indecent, extra-judicial and tending to prosti
tute the high judicial character with which he
was inve ste d to the low purpose of an election
.leering partisan ;.
.And the house of representatives, bv nro
testation, saving to themselves tlwe liberty of
cxnimung,ai any time nereaiter ar.y lurther
articles, or Ctler accusation or impeachment
againsiine said Samuel Lhase. si.d also re
plying to-his answers which he shall make
uhto the said articles, tr any of them, and of
oITeting proof to all and esery other articles,
iiiipvaLiuncm, ur accutaiion, wnicn snail r,e
exhibited by them, as the caic shall rt quire,
no drmand that the.taid Samuel Chase
may be put to anawer the said crimes and
midcmcahora,arHl that such proccdirgs, ex
aminations, trials and judgmcatt, may Imj
thereupon had and tlvtn.as are agreeable to
law and justice.
Mr. Nicholsob DrcstMed a memorial from
the inhabitants of Louivisna, said to be sign'

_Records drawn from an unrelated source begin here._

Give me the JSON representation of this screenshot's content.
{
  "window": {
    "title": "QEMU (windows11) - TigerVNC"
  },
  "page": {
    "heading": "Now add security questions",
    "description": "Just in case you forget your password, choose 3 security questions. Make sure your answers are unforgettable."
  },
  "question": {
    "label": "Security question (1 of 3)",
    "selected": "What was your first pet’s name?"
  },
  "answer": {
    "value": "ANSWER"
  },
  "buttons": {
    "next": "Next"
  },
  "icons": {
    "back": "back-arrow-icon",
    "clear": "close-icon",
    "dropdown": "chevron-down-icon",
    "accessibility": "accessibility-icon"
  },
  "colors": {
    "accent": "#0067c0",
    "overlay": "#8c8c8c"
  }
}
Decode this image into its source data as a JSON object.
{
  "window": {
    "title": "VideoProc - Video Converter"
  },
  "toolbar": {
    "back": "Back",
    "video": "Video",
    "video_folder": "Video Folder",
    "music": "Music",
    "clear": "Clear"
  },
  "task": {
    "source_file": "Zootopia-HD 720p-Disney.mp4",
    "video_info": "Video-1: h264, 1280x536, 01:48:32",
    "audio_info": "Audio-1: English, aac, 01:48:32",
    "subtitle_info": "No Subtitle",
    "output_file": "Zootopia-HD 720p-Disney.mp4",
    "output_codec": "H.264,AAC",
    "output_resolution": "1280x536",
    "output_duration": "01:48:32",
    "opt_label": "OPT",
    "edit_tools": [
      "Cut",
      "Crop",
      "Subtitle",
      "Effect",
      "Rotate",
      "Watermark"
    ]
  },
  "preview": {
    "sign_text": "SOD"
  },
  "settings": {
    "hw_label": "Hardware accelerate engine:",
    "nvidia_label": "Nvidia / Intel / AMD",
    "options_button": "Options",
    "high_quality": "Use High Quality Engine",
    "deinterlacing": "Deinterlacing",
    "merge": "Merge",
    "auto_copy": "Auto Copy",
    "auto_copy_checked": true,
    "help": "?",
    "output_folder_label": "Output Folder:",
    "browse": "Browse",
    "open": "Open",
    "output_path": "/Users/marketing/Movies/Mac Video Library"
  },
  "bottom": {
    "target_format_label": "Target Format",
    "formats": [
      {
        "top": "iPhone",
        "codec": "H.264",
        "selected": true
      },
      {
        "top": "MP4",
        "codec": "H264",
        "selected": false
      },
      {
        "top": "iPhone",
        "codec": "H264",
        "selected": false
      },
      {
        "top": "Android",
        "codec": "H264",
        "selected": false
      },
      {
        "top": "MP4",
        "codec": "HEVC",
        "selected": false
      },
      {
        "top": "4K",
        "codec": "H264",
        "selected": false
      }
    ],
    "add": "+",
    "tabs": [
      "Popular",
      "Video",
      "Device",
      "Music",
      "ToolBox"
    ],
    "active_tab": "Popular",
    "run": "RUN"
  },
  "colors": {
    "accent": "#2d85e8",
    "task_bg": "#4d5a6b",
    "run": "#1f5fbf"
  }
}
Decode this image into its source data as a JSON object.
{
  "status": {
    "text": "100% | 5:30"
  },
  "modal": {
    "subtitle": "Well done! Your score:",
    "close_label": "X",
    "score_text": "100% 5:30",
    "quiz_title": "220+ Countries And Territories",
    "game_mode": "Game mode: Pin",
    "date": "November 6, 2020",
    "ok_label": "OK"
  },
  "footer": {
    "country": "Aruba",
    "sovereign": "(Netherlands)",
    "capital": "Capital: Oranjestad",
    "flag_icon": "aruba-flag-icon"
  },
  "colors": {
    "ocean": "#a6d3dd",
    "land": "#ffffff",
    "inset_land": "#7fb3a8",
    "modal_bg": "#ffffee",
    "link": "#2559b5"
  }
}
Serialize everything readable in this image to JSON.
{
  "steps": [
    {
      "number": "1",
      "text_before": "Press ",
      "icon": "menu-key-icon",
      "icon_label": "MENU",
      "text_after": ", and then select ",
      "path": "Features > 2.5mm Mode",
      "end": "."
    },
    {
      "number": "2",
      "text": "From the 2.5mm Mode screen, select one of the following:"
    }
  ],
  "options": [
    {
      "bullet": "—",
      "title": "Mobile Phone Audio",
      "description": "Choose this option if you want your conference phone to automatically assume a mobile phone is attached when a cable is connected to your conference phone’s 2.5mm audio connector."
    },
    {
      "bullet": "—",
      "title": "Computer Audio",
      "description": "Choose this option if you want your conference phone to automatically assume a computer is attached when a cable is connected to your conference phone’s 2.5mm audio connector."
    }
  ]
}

eo oy souo htads or families, which takes a
view of the law a of the United States, fof
their territorial Government He obter
sed that the thrte gentlemen appointed from
that covntry had requested him to atate that
the copy which appealed in our papers in l ho,
course of the last summer was by no mesna
aulhentic, many eipreationtaa well at ideal
in that do not appear in this, and there are
expressions and ideas used in this list r
not to be found.in that. The translation that
sere nijoniet the French original though cor
rett, may contain exprcttiona that the housfi
will have to pardon, aicnbmg them to thet
fctlingt of inhtbitsnts so pecbliafty lituatedf
and not to any want of repcct for the Go
vernment ofihc Union they labetirtd tncler